### Supplied records
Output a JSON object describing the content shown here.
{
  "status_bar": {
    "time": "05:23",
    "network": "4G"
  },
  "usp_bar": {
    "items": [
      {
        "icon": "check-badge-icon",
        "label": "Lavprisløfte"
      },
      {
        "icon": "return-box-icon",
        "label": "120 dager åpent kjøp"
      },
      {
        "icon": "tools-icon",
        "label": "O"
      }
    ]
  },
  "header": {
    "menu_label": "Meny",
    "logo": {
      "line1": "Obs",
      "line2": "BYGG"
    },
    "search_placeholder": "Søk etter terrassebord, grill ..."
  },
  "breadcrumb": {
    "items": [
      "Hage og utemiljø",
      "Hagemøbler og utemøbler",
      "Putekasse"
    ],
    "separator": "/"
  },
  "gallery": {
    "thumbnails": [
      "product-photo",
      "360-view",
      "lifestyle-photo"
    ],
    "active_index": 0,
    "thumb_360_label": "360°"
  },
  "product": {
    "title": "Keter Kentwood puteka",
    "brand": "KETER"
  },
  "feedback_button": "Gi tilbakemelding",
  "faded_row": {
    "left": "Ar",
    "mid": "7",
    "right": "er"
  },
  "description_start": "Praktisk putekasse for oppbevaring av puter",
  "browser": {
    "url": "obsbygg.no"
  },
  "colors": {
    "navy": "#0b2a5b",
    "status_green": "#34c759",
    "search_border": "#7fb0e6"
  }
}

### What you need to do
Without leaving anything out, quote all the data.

### Exercise response
Output a JSON object describing the content shown here.
{
  "status_bar": {
    "time": "05:23",
    "network": "4G"
  },
  "usp_bar": {
    "items": [
      {
        "icon": "check-badge-icon",
        "label": "Lavprisløfte"
      },
      {
        "icon": "return-box-icon",
        "label": "120 dager åpent kjøp"
      },
      {
        "icon": "tools-icon",
        "label": "O"
      }
    ]
  },
  "header": {
    "menu_label": "Meny",
    "logo": {
      "line1": "Obs",
      "line2": "BYGG"
    },
    "search_placeholder": "Søk etter terrassebord, grill ..."
  },
  "breadcrumb": {
    "items": [
      "Hage og utemiljø",
      "Hagemøbler og utemøbler",
      "Putekasse"
    ],
    "separator": "/"
  },
  "gallery": {
    "thumbnails": [
      "product-photo",
      "360-view",
      "lifestyle-photo"
    ],
    "active_index": 0,
    "thumb_360_label": "360°"
  },
  "product": {
    "title": "Keter Kentwood puteka",
    "brand": "KETER"
  },
  "feedback_button": "Gi tilbakemelding",
  "faded_row": {
    "left": "Ar",
    "mid": "7",
    "right": "er"
  },
  "description_start": "Praktisk putekasse for oppbevaring av puter",
  "browser": {
    "url": "obsbygg.no"
  },
  "colors": {
    "navy": "#0b2a5b",
    "status_green": "#34c759",
    "search_border": "#7fb0e6"
  }
}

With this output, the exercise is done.